  2. Follow the fol link Pension Calculator this will enable you to determine what your pension is a at 2006/2007 rates. You can then do a comparison by extending your leave date by six months to see what the difference would be. I suspect it will be marginal though this still doesn't address the principle argument - not being compensated for warfighting.
  3. oldbaldy

    oldbaldy LE Moderator Good Egg (charities)
    1. Battlefield Tours

  4. [quote="BLADERUNNER you contribute 11% of your wage to your pension [/quote]

    :sweatdrop: You don't pay anything into your pension; the Army do that for you. 11% is the acturial assesment of what that would be worth for comparison to civvies. (eg like free dental care etc.).

    Incidentally, this years AFPRB reccommended that the acturial assement be lowered (perhaps the pension isn't as good as we thought :thumbdown: )
  5. I understood it was 7% but you are correct in that the amount is not deducted from our salary - our salary is just 7% lower than it would otherwise be!

  6. I am not with you on this one!

    The box at the lower left of your monthly (current - not JPA) payslip shows the Reckonable Service Date. Haven't you noticed that? It was also on the blue and white payslip that preceded this version.

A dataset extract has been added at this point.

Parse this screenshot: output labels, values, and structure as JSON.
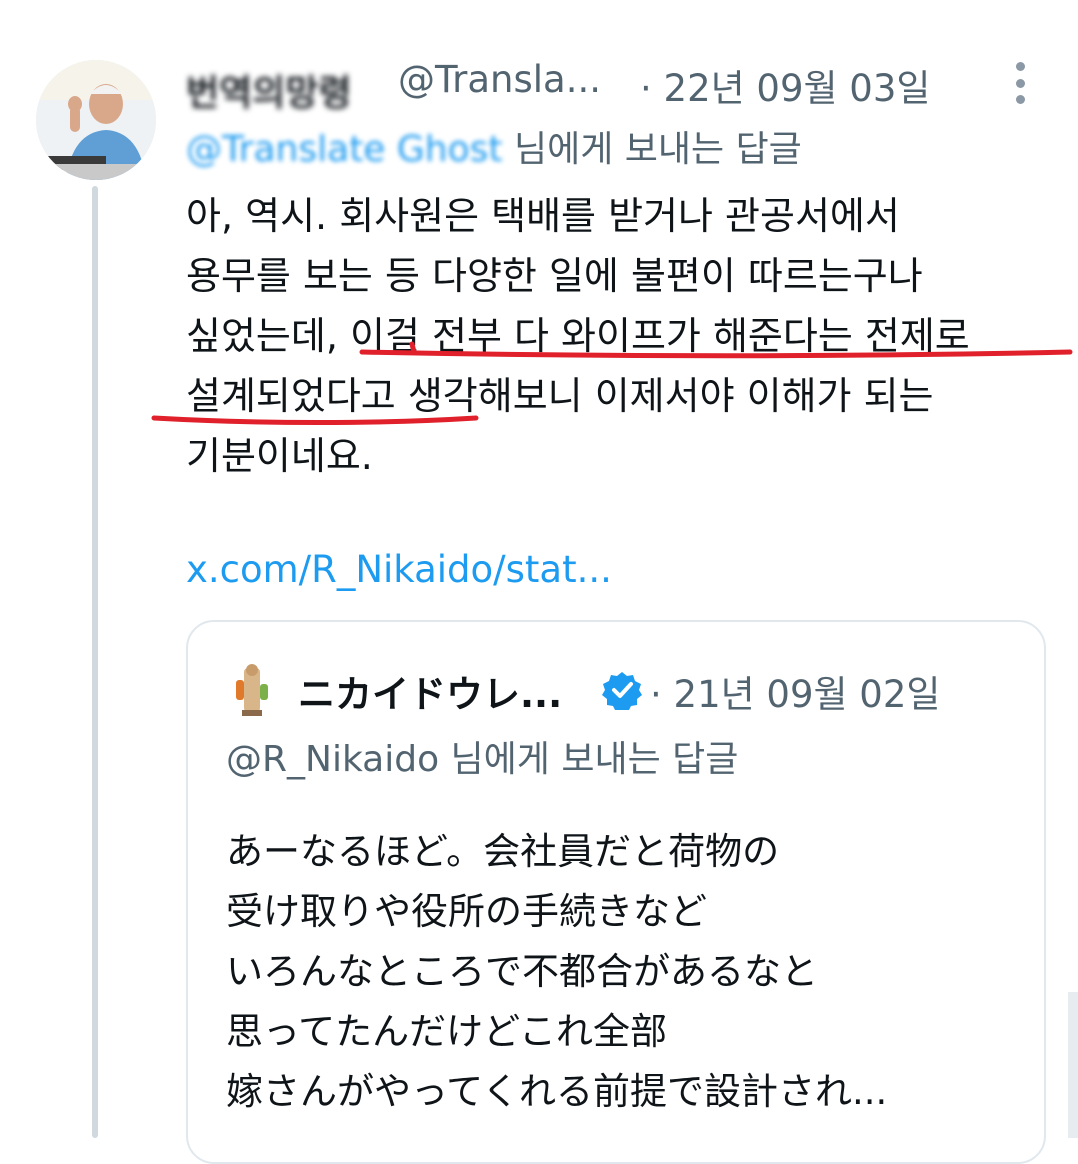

    And where were you when we were given the opportunity to change to the new pension (05) last year? If you had read all the documentation, you would have seen your pension details and your reckonable service date!

    I also understand that the current policy is that soldiers who are under 18 should not deploy to a war zone. However, I will stand by for flak on that one!

  7. I understand that the current policy is that soldiers who are under 18 should not sent on deployment and has been like that for ages. i remember back in 92 when we had a few lads couldnt deploy to NI due to not being 18 or older.
  8. #

    He mentions that it was 1982 when he went to war; I'd venture that perhaps things were a bit different then.
  9. No they weren't.
  10. This must be a WAH!!!!!!!!!!!!!! no-one can be that stupid - can they??????
  11. I joined in 1980 at 17. I knew my reckonable service did not start until 18 for many years before I left.

    My pensionable service strated from my 18th birthday and I agree with those who found it difficult to believe you did not know this long before you got a pension forecast.

    You should not have been deployed anywhere like the Falklands at minus 18 so not certain how this happened. I was also well aware of this due to time spent in NI - same rules applied, ie 18+ only.

    Regarding the pension contributions, I remember a few years back that we got a 'pay rise' by the treasury giving us money from pension payment - someone should be able to give full details. Is this it:

    Abatement. In determining Services pay, an abatement, ie a reduction, is made to take account of the relative benefits of the Armed Forces Pension Scheme (AFPS) compared to civilian pension arrangements. This is not a direct contribution but an adjustment based on comparison of benefits.

    See here: http://www.modoracle.com/?page=http://www.modoracle.com/finance/
  12. Pension Service Date has always been the date of 18th birthday or date of enlistment, whichever the later. Reconable MAN service runs from 17.5 birthday or date of enlistment whichever the later, unfortunate, but that's the way it is.....Service up to 18th birthday = Non Reconable for Pension.
  13. A mate of mine served 22 years t be told he`d been paid £20 on discharge and could he repay it . he sent his LSGC back and said sell that to cover the cost.
  14. Back in the eighties it wasn't uncommon for an under 18 to be deployed. The Falklands war was no exception. Two 17 year olds were KIA there - Pte Burt and Pte Scrivens both of the Parachute Regiment,

  15. In 1980 no one was aware of pension entitlement, i was actually told by chief clerk that 12 years service did not acrue a pension. On discharge I was given a post card which stated" post this 3 months before you are 55" for your pension entitlement. the address on the card no longer exists so dont be suprised about the lack of knowledge on pensions